// Without the map function, we would usually write
// code like this
names = <Name>[];
for (Map rawName in data) {
final first = rawName['first'];
final last = rawName['last'];
final name = Name(first, last);

// But instead it can be simplified and it can
// actually be more performant on more complex data
final names =<Name>((Map rawName) {
final first = rawName['first'];
final last = rawName['last'];
return Name(first, last);

Both samples achieve the same result. In the first option, you create a list that will hold the names. Then, you iterate through each entry in the data list, extract the elements from Map, initialize a named object, and then add it to the list.

The second option is certainly easier for the developer. Iterating and adding are delegated to the map function. All you need to do is tell the map function how you want to transform the element. In this case, the transformation was extracting the values and returning a Name object. map is also a generic function. Consequently, you can add some typing information  in this case, <Name> – to tell Dart that you want to save a list of names, not a list of dynamics.

This example is also purposefully verbose, although you could simplify it even more:

final names =<Name>(
(raw) => Name(raw['first'], raw['last']),
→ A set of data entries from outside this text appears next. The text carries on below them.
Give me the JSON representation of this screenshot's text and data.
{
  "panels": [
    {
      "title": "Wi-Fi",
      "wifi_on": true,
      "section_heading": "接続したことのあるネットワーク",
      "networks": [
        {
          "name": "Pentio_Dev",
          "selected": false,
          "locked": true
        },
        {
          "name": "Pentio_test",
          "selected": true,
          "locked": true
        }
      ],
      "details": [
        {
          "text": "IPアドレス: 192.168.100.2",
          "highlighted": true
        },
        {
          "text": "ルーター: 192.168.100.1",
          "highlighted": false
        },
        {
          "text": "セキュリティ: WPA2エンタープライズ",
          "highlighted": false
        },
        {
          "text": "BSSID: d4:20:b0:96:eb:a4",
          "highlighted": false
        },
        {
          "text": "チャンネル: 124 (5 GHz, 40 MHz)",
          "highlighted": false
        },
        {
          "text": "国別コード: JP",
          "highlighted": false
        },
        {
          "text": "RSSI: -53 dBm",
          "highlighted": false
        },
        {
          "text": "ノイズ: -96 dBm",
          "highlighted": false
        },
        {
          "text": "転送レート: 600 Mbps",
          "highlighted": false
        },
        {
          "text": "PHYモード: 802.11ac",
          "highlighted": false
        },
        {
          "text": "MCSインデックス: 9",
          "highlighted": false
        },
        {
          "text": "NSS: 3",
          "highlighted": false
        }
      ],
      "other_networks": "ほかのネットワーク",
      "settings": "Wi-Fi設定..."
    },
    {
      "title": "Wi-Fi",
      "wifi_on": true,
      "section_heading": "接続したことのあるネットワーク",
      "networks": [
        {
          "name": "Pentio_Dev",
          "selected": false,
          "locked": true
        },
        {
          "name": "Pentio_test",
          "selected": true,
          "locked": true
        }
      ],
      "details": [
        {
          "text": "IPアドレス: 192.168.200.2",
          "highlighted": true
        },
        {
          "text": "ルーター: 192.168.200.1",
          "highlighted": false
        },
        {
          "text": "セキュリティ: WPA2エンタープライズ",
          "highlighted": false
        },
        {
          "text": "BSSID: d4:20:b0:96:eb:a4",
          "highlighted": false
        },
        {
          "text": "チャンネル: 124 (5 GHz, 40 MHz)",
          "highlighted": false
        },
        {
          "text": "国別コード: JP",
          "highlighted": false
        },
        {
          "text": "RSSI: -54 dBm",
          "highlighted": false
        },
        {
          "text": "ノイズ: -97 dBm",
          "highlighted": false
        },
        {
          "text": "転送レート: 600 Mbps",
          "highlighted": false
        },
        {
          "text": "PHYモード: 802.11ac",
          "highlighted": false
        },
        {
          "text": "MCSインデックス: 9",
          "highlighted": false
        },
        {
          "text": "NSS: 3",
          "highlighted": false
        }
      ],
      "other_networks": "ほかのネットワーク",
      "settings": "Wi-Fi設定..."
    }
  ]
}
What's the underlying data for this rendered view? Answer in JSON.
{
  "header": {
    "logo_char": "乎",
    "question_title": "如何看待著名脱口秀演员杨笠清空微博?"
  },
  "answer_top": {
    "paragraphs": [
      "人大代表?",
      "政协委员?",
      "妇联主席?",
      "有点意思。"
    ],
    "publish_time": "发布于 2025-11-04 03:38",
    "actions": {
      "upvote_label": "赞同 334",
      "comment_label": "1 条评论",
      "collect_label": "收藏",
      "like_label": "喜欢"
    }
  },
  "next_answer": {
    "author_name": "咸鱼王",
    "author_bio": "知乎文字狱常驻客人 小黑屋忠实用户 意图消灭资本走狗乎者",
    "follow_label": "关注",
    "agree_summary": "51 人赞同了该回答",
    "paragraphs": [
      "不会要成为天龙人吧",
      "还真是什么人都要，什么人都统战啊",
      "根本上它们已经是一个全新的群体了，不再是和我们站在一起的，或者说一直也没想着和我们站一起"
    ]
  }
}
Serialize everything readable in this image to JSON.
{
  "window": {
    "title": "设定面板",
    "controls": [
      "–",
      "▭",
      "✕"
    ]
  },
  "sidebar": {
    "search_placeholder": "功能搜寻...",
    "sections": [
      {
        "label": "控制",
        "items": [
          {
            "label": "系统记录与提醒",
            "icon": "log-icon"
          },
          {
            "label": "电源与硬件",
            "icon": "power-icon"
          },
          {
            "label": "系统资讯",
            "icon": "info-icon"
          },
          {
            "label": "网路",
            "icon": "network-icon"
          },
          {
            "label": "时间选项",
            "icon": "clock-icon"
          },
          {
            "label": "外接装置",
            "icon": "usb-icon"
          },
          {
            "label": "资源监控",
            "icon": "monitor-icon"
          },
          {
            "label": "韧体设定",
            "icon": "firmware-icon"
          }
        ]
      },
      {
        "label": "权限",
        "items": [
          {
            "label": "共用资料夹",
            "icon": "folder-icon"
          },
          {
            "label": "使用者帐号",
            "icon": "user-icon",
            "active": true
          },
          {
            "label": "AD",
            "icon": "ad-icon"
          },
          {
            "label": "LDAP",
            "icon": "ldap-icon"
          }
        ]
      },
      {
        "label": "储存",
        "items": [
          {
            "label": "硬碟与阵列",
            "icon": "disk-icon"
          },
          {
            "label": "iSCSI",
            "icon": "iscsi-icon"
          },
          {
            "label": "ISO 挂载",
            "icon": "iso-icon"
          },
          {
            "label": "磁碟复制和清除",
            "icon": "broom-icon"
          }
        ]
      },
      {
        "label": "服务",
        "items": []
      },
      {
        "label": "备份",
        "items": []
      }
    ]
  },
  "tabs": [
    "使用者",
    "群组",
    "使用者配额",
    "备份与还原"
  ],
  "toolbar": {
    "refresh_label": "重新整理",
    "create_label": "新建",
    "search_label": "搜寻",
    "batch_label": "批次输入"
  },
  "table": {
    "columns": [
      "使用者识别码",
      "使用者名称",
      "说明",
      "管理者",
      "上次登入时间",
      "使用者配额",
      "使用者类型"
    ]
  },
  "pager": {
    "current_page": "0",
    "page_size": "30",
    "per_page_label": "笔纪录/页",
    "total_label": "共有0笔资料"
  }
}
This may not seem like a big deal for this simple example, but when you need to parse complex graphs of data, these techniques can save you a lot of work and time.